Major “aha!” moment: Expect that you will have to make adjustments to your initial problem statement. It’s tempting to quickly focus on what you think the problem is, but there’s likely a more intriguing challenge behind that one!
- Ideate. Once you have fine-tuned your problem statement, it’s time to ideate! This step is full of high-energy brainstorming that yields dozens of ideas. Then, we use a variety of idea selection techniques to narrow down which idea we’d like to prototype.
Major “aha!” moment: The best and most productive brainstorming sessions have a few rules to ensure things go smoothly. Some of my favorite rules include “defer judgment” and “go for quantity.” Ideation is about coming up with lots of ideas (even wacky ones!) that might lead to breakthroughs. If you start considering feasibility, you’ve limited yourself. One strategy is to set a stretch goal to come up with 50+ ideas so that you’re forced to push beyond what first comes to mind.

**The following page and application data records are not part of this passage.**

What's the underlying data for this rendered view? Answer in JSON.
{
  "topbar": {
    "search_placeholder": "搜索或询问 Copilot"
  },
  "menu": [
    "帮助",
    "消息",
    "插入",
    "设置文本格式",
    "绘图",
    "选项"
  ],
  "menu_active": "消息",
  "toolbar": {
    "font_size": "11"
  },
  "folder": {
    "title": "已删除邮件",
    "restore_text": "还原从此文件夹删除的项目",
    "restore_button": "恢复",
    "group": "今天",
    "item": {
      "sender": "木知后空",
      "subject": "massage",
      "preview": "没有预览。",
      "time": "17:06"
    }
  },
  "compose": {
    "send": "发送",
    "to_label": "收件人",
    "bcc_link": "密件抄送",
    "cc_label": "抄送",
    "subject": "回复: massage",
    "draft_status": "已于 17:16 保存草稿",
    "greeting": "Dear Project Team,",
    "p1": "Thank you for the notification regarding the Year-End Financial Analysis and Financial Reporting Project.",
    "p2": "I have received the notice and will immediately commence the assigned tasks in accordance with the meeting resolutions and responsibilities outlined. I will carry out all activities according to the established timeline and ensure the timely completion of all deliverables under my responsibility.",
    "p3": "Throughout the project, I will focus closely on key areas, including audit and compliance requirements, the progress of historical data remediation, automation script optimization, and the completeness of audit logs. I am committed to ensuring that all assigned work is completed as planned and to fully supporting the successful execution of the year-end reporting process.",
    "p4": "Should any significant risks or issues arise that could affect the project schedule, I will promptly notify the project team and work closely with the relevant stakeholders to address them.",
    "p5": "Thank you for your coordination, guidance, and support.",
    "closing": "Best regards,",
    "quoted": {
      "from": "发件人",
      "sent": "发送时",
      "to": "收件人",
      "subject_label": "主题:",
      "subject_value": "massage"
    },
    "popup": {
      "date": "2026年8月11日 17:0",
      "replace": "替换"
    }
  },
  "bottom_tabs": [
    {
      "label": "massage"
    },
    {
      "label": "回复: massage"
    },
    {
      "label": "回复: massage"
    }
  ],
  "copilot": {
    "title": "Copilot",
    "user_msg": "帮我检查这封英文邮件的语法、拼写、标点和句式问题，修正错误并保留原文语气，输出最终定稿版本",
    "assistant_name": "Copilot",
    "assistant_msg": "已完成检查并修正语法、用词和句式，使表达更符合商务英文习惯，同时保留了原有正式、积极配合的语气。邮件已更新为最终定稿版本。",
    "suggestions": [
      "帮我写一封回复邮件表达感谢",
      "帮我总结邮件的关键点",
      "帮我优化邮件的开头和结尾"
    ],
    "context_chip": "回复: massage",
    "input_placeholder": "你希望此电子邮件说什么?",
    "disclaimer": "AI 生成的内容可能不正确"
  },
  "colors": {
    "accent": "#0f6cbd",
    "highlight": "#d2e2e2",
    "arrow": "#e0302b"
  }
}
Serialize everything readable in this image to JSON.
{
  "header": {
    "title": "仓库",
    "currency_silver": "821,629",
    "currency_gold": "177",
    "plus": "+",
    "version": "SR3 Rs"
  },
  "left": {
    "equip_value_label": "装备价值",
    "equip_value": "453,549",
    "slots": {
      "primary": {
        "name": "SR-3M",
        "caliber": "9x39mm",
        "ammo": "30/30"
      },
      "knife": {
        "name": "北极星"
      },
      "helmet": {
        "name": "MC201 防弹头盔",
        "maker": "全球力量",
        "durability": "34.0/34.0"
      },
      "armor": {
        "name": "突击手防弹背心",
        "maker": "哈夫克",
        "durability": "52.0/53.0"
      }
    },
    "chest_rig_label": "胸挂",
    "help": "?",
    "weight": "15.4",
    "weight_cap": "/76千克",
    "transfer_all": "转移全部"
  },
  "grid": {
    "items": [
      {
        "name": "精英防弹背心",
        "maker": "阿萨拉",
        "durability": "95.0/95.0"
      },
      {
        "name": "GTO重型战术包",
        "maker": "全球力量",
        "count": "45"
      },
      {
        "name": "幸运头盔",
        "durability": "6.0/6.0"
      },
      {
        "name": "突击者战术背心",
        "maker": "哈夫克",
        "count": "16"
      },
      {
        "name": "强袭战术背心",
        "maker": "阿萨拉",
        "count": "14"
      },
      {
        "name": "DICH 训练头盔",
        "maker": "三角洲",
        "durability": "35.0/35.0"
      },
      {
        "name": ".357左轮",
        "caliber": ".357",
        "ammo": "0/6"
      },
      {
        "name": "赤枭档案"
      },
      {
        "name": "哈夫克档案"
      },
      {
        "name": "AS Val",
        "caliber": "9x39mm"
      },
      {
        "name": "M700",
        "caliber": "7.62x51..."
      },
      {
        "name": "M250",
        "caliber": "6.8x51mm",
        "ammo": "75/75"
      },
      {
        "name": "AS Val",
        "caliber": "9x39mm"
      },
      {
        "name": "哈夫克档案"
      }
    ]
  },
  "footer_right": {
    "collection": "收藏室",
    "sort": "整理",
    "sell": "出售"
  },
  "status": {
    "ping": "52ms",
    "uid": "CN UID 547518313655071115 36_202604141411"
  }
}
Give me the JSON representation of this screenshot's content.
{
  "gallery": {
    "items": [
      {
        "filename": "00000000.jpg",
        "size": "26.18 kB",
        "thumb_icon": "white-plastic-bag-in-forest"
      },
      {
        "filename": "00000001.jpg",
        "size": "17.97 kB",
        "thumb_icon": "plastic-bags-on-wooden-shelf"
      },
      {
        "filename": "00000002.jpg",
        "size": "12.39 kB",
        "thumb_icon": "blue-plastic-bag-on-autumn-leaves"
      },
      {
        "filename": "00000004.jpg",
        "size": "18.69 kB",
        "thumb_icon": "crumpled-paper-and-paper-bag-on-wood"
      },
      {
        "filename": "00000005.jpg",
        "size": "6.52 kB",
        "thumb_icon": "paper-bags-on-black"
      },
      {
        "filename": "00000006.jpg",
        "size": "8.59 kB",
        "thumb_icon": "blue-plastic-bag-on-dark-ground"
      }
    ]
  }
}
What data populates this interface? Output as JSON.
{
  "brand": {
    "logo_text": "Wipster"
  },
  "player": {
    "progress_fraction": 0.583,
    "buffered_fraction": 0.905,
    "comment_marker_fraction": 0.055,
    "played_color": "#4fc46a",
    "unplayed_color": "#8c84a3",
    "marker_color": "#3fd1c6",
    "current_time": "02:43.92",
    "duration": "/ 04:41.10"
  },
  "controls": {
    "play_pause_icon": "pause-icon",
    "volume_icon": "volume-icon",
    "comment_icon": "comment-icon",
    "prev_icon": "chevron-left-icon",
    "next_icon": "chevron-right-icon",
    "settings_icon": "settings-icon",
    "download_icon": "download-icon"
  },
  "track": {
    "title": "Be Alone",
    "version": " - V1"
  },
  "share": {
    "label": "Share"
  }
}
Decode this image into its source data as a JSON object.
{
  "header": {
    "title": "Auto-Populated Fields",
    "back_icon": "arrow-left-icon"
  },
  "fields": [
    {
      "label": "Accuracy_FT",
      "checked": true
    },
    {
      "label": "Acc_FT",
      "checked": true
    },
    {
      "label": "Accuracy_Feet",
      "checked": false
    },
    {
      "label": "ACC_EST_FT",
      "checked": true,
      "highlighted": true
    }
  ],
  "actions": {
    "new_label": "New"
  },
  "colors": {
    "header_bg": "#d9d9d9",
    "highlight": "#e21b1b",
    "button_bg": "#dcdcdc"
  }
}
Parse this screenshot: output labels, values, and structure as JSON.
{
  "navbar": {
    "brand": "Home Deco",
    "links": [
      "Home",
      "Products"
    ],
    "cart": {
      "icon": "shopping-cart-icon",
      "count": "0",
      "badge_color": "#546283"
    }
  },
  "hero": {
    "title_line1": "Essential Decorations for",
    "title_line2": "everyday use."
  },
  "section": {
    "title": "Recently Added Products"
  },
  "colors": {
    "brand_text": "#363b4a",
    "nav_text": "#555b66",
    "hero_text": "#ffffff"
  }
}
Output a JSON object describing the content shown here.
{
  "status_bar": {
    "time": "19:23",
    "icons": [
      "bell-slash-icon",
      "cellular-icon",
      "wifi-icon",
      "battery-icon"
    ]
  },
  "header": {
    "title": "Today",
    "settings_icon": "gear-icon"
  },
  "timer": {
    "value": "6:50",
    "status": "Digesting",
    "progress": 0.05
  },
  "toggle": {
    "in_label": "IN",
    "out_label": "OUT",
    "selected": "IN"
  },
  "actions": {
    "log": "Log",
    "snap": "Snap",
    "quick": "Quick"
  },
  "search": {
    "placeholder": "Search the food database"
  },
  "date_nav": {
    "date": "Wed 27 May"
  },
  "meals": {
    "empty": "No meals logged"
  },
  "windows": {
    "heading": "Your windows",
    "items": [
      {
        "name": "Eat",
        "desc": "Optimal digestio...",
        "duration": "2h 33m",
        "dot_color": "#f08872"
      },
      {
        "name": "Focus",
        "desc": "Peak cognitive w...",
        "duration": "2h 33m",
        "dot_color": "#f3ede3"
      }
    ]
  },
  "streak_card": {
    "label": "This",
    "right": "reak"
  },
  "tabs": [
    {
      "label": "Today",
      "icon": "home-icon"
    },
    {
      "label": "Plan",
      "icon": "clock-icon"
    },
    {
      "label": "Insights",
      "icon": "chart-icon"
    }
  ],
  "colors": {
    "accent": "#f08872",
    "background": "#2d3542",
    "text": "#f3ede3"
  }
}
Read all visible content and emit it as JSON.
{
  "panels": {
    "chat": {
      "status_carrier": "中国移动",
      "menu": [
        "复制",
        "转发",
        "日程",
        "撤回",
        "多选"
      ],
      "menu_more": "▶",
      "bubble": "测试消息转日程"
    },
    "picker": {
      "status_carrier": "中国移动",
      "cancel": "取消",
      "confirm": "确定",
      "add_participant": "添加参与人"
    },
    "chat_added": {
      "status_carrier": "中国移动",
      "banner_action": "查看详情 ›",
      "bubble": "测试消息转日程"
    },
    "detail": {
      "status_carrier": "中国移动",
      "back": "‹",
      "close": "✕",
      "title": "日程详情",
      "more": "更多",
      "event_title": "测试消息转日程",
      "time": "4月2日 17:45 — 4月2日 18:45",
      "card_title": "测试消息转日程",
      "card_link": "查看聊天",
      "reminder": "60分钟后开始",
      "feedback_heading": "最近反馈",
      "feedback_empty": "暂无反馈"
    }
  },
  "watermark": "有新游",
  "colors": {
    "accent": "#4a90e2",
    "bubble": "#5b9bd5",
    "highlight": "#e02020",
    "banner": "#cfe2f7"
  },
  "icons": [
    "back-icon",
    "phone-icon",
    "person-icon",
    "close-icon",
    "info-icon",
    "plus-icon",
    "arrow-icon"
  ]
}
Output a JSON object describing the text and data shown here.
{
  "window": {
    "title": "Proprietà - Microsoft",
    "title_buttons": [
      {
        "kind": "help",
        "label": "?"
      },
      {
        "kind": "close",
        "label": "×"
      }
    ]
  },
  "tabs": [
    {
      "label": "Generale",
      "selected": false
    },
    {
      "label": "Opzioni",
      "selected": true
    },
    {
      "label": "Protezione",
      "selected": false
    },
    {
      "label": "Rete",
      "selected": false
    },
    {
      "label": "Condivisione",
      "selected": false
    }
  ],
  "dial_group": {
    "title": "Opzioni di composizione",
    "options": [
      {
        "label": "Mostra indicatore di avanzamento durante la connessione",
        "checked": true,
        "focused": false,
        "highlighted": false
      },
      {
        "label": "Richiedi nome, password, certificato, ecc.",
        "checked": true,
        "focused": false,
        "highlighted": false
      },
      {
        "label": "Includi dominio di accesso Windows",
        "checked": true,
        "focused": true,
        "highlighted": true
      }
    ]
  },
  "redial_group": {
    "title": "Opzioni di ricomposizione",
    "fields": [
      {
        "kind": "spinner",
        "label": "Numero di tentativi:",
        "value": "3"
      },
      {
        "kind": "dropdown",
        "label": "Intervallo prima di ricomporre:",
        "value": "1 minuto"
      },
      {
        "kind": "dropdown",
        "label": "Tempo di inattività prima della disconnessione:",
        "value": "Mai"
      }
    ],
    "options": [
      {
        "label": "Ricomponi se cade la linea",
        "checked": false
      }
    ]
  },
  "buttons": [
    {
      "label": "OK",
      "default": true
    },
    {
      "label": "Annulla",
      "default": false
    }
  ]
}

- Prototype. Prototyping is a quick way to test out an idea. It gives your potential users something to react to so that you can rapidly (and cheaply) assess your product or service, making tweaks as necessary. And if you do have to scrap the entire idea, you won’t have spent a tremendous amount of time or money! You’ll just prototype again until you have something worthy of testing.
Major “aha!” moment: There are many different types of prototypes you can use to test an idea using very few resources. For example, if your idea is a new app, you don’t have to actually build the app—you can draw it out on paper and have people test this version before you spend a single cent on development.
- Test. The final step in the design thinking loop is about putting your product or service out there once you’ve developed a promising prototype. While there will still be changes and iterations, most of the friction points were ironed out in the prototyping step so you’re more likely to gain traction and acceptance from the end-user.
Major “aha!” moment: When you go through the steps of design thinking, you might find that you’ve created something that addresses a strong need of a very vocal or “extreme” user. This can seem a bit counterintuitive, as other methods of development tend to focus on the needs of the majority. But it is better to have a small contingent of dedicated and wildly happy customers than a large group who doesn’t see the need for the product or service you have created.
So there you have it—a crash course in design thinking!
Clearly, there’s much more to be shared, and design thinking is best learned through experiencing it. But we hope this gives you just enough context to pique your curiosity and desire to learn more.
As the CEO and founder of Take Back Work, Valerie Rivera is on a mission to help organizations create workplace cultures where people thrive. Above all, she loves the thrill of seeing people come to life at work – with renewed purpose, engagement, and initiative. She incorporates best practices in organizational behavior, design thinking and coaching for change that sticks. She partners with clients to develop practical strategies tailored to their needs.